RECORD SET
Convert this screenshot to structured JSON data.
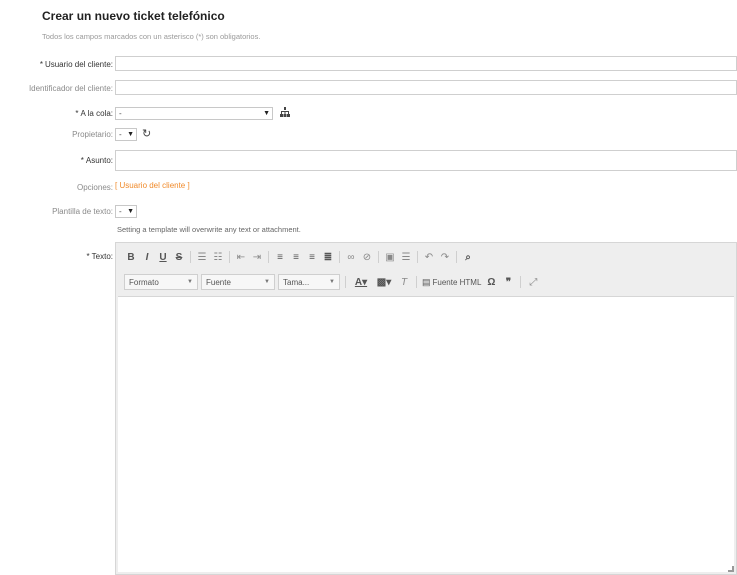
{
  "page": {
    "title": "Crear un nuevo ticket telefónico",
    "subtitle": "Todos los campos marcados con un asterisco (*) son obligatorios."
  },
  "fields": {
    "customer_user": {
      "label": "Usuario del cliente:",
      "required": true,
      "value": ""
    },
    "customer_id": {
      "label": "Identificador del cliente:",
      "required": false,
      "value": ""
    },
    "queue": {
      "label": "A la cola:",
      "required": true,
      "selected": "-"
    },
    "owner": {
      "label": "Propietario:",
      "required": false,
      "selected": "-"
    },
    "subject": {
      "label": "Asunto:",
      "required": true,
      "value": ""
    },
    "options": {
      "label": "Opciones:",
      "link": "[ Usuario del cliente ]"
    },
    "template": {
      "label": "Plantilla de texto:",
      "selected": "-",
      "help": "Setting a template will overwrite any text or attachment."
    },
    "text": {
      "label": "Texto:",
      "required": true
    }
  },
  "required_marker": "*",
  "editor": {
    "format_label": "Formato",
    "font_label": "Fuente",
    "size_label": "Tama...",
    "source_label": "Fuente HTML"
  },
  "colors": {
    "link": "#f08a2a",
    "toolbar_bg": "#eeeeee"
  }
}
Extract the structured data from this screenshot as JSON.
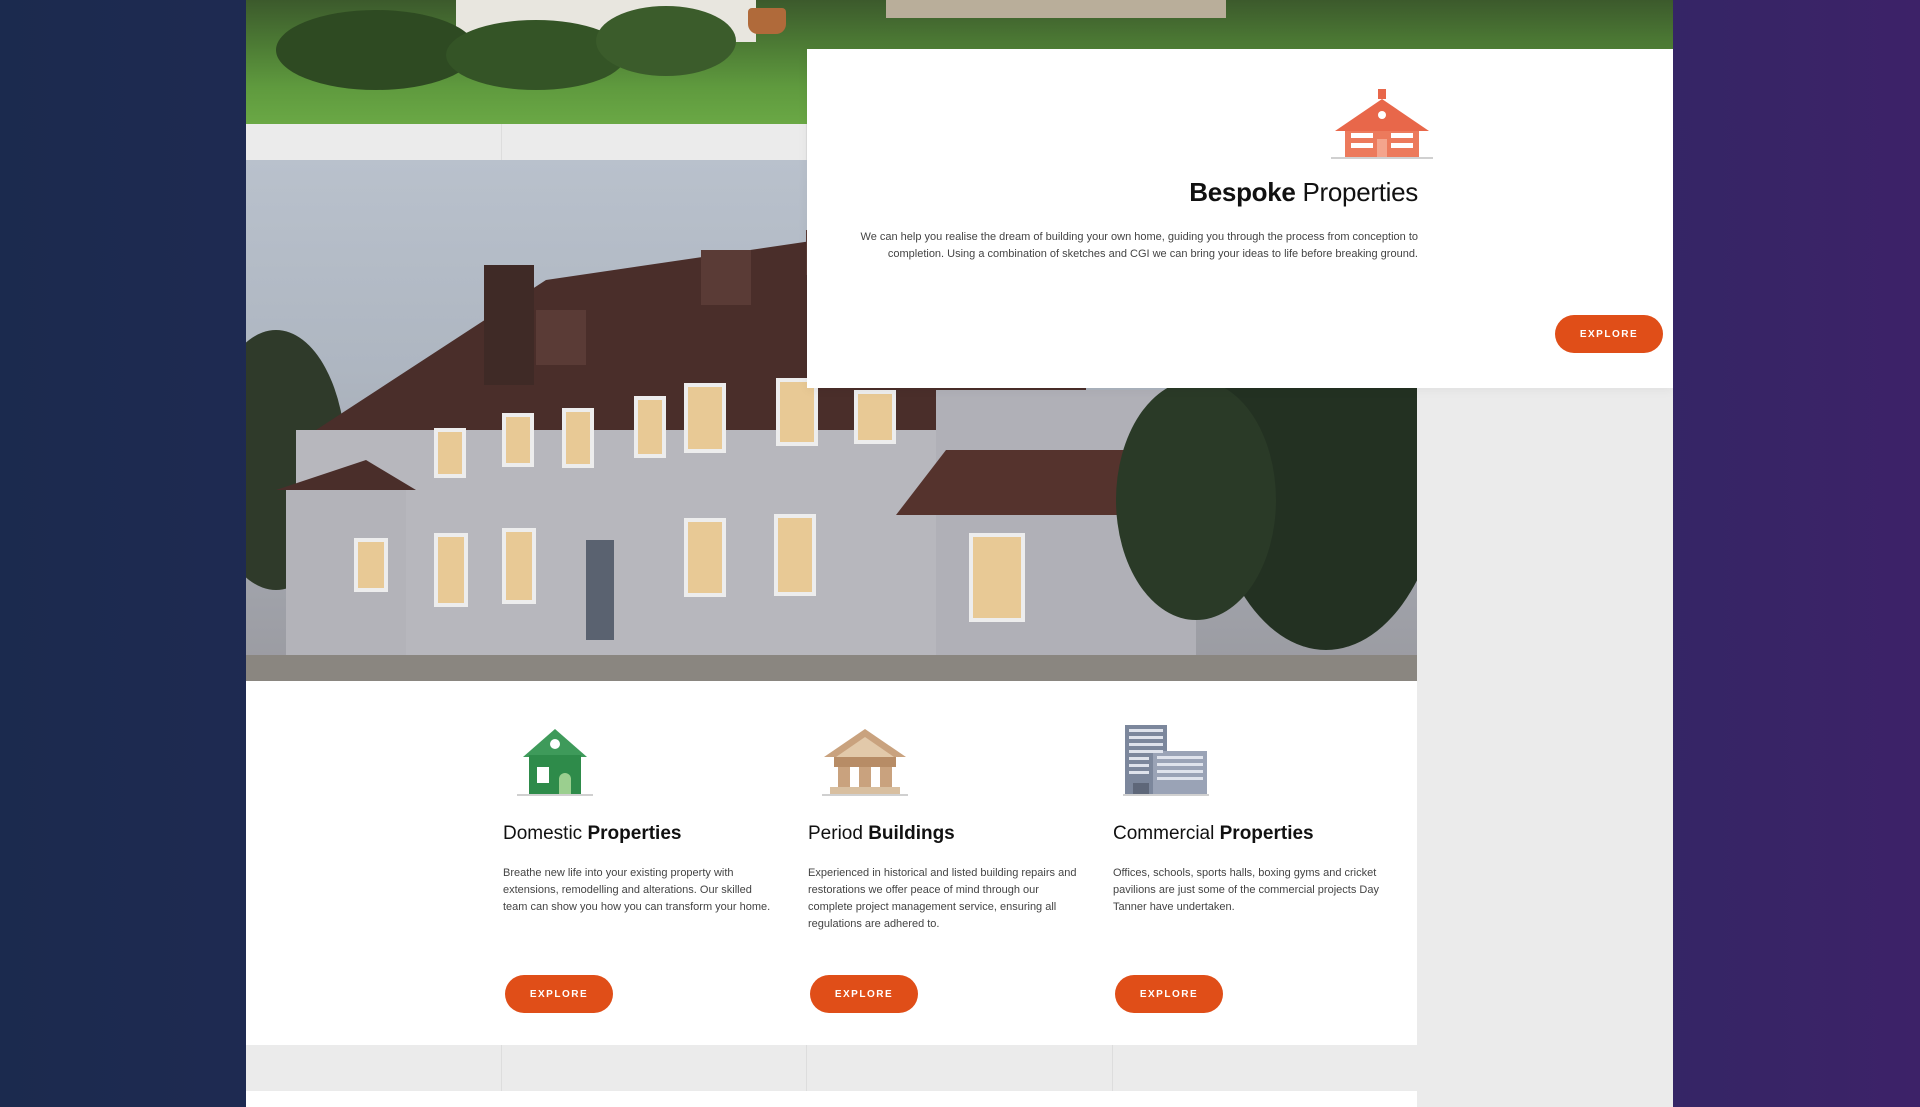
{
  "bespoke": {
    "title_bold": "Bespoke",
    "title_rest": " Properties",
    "description": "We can help you realise the dream of building your own home, guiding you through the process from conception to completion. Using a combination of sketches and CGI we can bring your ideas to life before breaking ground.",
    "button_label": "EXPLORE",
    "icon": "house-icon",
    "icon_color": "#e8674a"
  },
  "services": [
    {
      "title_lead": "Domestic ",
      "title_bold": "Properties",
      "description": "Breathe new life into your existing property with extensions, remodelling and alterations. Our skilled team can show you how you can transform your home.",
      "button_label": "EXPLORE",
      "icon": "house-icon",
      "icon_color": "#2e8b4a"
    },
    {
      "title_lead": "Period ",
      "title_bold": "Buildings",
      "description": "Experienced in historical and listed building repairs and restorations we offer peace of mind through our complete project management service, ensuring all regulations are adhered to.",
      "button_label": "EXPLORE",
      "icon": "pavilion-icon",
      "icon_color": "#c9a27e"
    },
    {
      "title_lead": "Commercial ",
      "title_bold": "Properties",
      "description": "Offices, schools, sports halls, boxing gyms and cricket pavilions are just some of the commercial projects Day Tanner have undertaken.",
      "button_label": "EXPLORE",
      "icon": "office-building-icon",
      "icon_color": "#8a94a8"
    }
  ],
  "colors": {
    "accent": "#e04e18",
    "background_left": "#1b2a4e",
    "background_right": "#3d2268",
    "page": "#ebebeb"
  }
}
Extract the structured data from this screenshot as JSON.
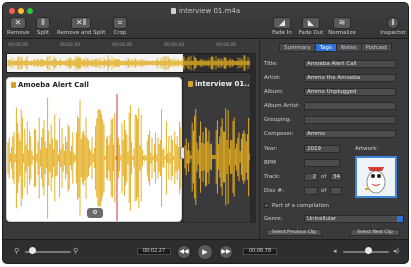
{
  "window": {
    "title": "interview 01.m4a"
  },
  "toolbar": {
    "left": [
      {
        "label": "Remove",
        "icon": "x-icon",
        "glyph": "✕"
      },
      {
        "label": "Split",
        "icon": "split-icon",
        "glyph": "⦀"
      },
      {
        "label": "Remove and Split",
        "icon": "remove-split-icon",
        "glyph": "✕⦀"
      },
      {
        "label": "Crop",
        "icon": "crop-icon",
        "glyph": "⌗"
      }
    ],
    "right": [
      {
        "label": "Fade In",
        "icon": "fade-in-icon",
        "glyph": "◢"
      },
      {
        "label": "Fade Out",
        "icon": "fade-out-icon",
        "glyph": "◣"
      },
      {
        "label": "Normalize",
        "icon": "normalize-icon",
        "glyph": "≋"
      },
      {
        "label": "Inspector",
        "icon": "info-icon",
        "glyph": "i"
      }
    ]
  },
  "timeline": {
    "ticks": [
      "00:00.00",
      "00:02.00",
      "00:04.00",
      "00:06.00",
      "00:08.00"
    ]
  },
  "clips": [
    {
      "title": "Amoeba Alert Call"
    },
    {
      "title": "interview 01...."
    }
  ],
  "inspector": {
    "tabs": [
      "Summary",
      "Tags",
      "Notes",
      "Podcast"
    ],
    "active_tab": "Tags",
    "fields": [
      {
        "label": "Title:",
        "value": "Amoeba Alert Call"
      },
      {
        "label": "Artist:",
        "value": "Ammo the Amoeba"
      },
      {
        "label": "Album:",
        "value": "Ammo Unplugged"
      },
      {
        "label": "Album Artist:",
        "value": ""
      },
      {
        "label": "Grouping:",
        "value": ""
      },
      {
        "label": "Composer:",
        "value": "Ammo"
      }
    ],
    "year": {
      "label": "Year:",
      "value": "2019"
    },
    "bpm": {
      "label": "BPM",
      "value": ""
    },
    "track": {
      "label": "Track:",
      "value": "2",
      "of_label": "of",
      "total": "34"
    },
    "disc": {
      "label": "Disc #:",
      "value": "",
      "of_label": "of",
      "total": ""
    },
    "artwork_label": "Artwork:",
    "compilation_label": "Part of a compilation",
    "genre": {
      "label": "Genre:",
      "value": "Unicellular"
    },
    "prev_clip": "Select Previous Clip",
    "next_clip": "Select Next Clip"
  },
  "transport": {
    "current_time": "00:02.27",
    "total_time": "00:06.78",
    "zoom_level": 0.15,
    "volume_level": 0.55
  },
  "colors": {
    "waveform": "#e3ad1e",
    "playhead": "#d0302b",
    "accent": "#2f73d8"
  }
}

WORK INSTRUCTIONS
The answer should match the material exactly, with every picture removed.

SOLUTION TO THIS PROBLEM
Convert this screenshot to structured JSON data.
{
  "page": {
    "title": "Crear un nuevo ticket telefónico",
    "subtitle": "Todos los campos marcados con un asterisco (*) son obligatorios."
  },
  "fields": {
    "customer_user": {
      "label": "Usuario del cliente:",
      "required": true,
      "value": ""
    },
    "customer_id": {
      "label": "Identificador del cliente:",
      "required": false,
      "value": ""
    },
    "queue": {
      "label": "A la cola:",
      "required": true,
      "selected": "-"
    },
    "owner": {
      "label": "Propietario:",
      "required": false,
      "selected": "-"
    },
    "subject": {
      "label": "Asunto:",
      "required": true,
      "value": ""
    },
    "options": {
      "label": "Opciones:",
      "link": "[ Usuario del cliente ]"
    },
    "template": {
      "label": "Plantilla de texto:",
      "selected": "-",
      "help": "Setting a template will overwrite any text or attachment."
    },
    "text": {
      "label": "Texto:",
      "required": true
    }
  },
  "required_marker": "*",
  "editor": {
    "format_label": "Formato",
    "font_label": "Fuente",
    "size_label": "Tama...",
    "source_label": "Fuente HTML"
  },
  "colors": {
    "link": "#f08a2a",
    "toolbar_bg": "#eeeeee"
  }
}
Extract the structured data from this screenshot as JSON.
{
  "bespoke": {
    "title_bold": "Bespoke",
    "title_rest": " Properties",
    "description": "We can help you realise the dream of building your own home, guiding you through the process from conception to completion. Using a combination of sketches and CGI we can bring your ideas to life before breaking ground.",
    "button_label": "EXPLORE",
    "icon": "house-icon",
    "icon_color": "#e8674a"
  },
  "services": [
    {
      "title_lead": "Domestic ",
      "title_bold": "Properties",
      "description": "Breathe new life into your existing property with extensions, remodelling and alterations. Our skilled team can show you how you can transform your home.",
      "button_label": "EXPLORE",
      "icon": "house-icon",
      "icon_color": "#2e8b4a"
    },
    {
      "title_lead": "Period ",
      "title_bold": "Buildings",
      "description": "Experienced in historical and listed building repairs and restorations we offer peace of mind through our complete project management service, ensuring all regulations are adhered to.",
      "button_label": "EXPLORE",
      "icon": "pavilion-icon",
      "icon_color": "#c9a27e"
    },
    {
      "title_lead": "Commercial ",
      "title_bold": "Properties",
      "description": "Offices, schools, sports halls, boxing gyms and cricket pavilions are just some of the commercial projects Day Tanner have undertaken.",
      "button_label": "EXPLORE",
      "icon": "office-building-icon",
      "icon_color": "#8a94a8"
    }
  ],
  "colors": {
    "accent": "#e04e18",
    "background_left": "#1b2a4e",
    "background_right": "#3d2268",
    "page": "#ebebeb"
  }
}
Extract the structured data from this screenshot as JSON.
{
  "window": {
    "title": "interview 01.m4a"
  },
  "toolbar": {
    "left": [
      {
        "label": "Remove",
        "icon": "x-icon",
        "glyph": "✕"
      },
      {
        "label": "Split",
        "icon": "split-icon",
        "glyph": "⦀"
      },
      {
        "label": "Remove and Split",
        "icon": "remove-split-icon",
        "glyph": "✕⦀"
      },
      {
        "label": "Crop",
        "icon": "crop-icon",
        "glyph": "⌗"
      }
    ],
    "right": [
      {
        "label": "Fade In",
        "icon": "fade-in-icon",
        "glyph": "◢"
      },
      {
        "label": "Fade Out",
        "icon": "fade-out-icon",
        "glyph": "◣"
      },
      {
        "label": "Normalize",
        "icon": "normalize-icon",
        "glyph": "≋"
      },
      {
        "label": "Inspector",
        "icon": "info-icon",
        "glyph": "i"
      }
    ]
  },
  "timeline": {
    "ticks": [
      "00:00.00",
      "00:02.00",
      "00:04.00",
      "00:06.00",
      "00:08.00"
    ]
  },
  "clips": [
    {
      "title": "Amoeba Alert Call"
    },
    {
      "title": "interview 01...."
    }
  ],
  "inspector": {
    "tabs": [
      "Summary",
      "Tags",
      "Notes",
      "Podcast"
    ],
    "active_tab": "Tags",
    "fields": [
      {
        "label": "Title:",
        "value": "Amoeba Alert Call"
      },
      {
        "label": "Artist:",
        "value": "Ammo the Amoeba"
      },
      {
        "label": "Album:",
        "value": "Ammo Unplugged"
      },
      {
        "label": "Album Artist:",
        "value": ""
      },
      {
        "label": "Grouping:",
        "value": ""
      },
      {
        "label": "Composer:",
        "value": "Ammo"
      }
    ],
    "year": {
      "label": "Year:",
      "value": "2019"
    },
    "bpm": {
      "label": "BPM",
      "value": ""
    },
    "track": {
      "label": "Track:",
      "value": "2",
      "of_label": "of",
      "total": "34"
    },
    "disc": {
      "label": "Disc #:",
      "value": "",
      "of_label": "of",
      "total": ""
    },
    "artwork_label": "Artwork:",
    "compilation_label": "Part of a compilation",
    "genre": {
      "label": "Genre:",
      "value": "Unicellular"
    },
    "prev_clip": "Select Previous Clip",
    "next_clip": "Select Next Clip"
  },
  "transport": {
    "current_time": "00:02.27",
    "total_time": "00:06.78",
    "zoom_level": 0.15,
    "volume_level": 0.55
  },
  "colors": {
    "waveform": "#e3ad1e",
    "playhead": "#d0302b",
    "accent": "#2f73d8"
  }
}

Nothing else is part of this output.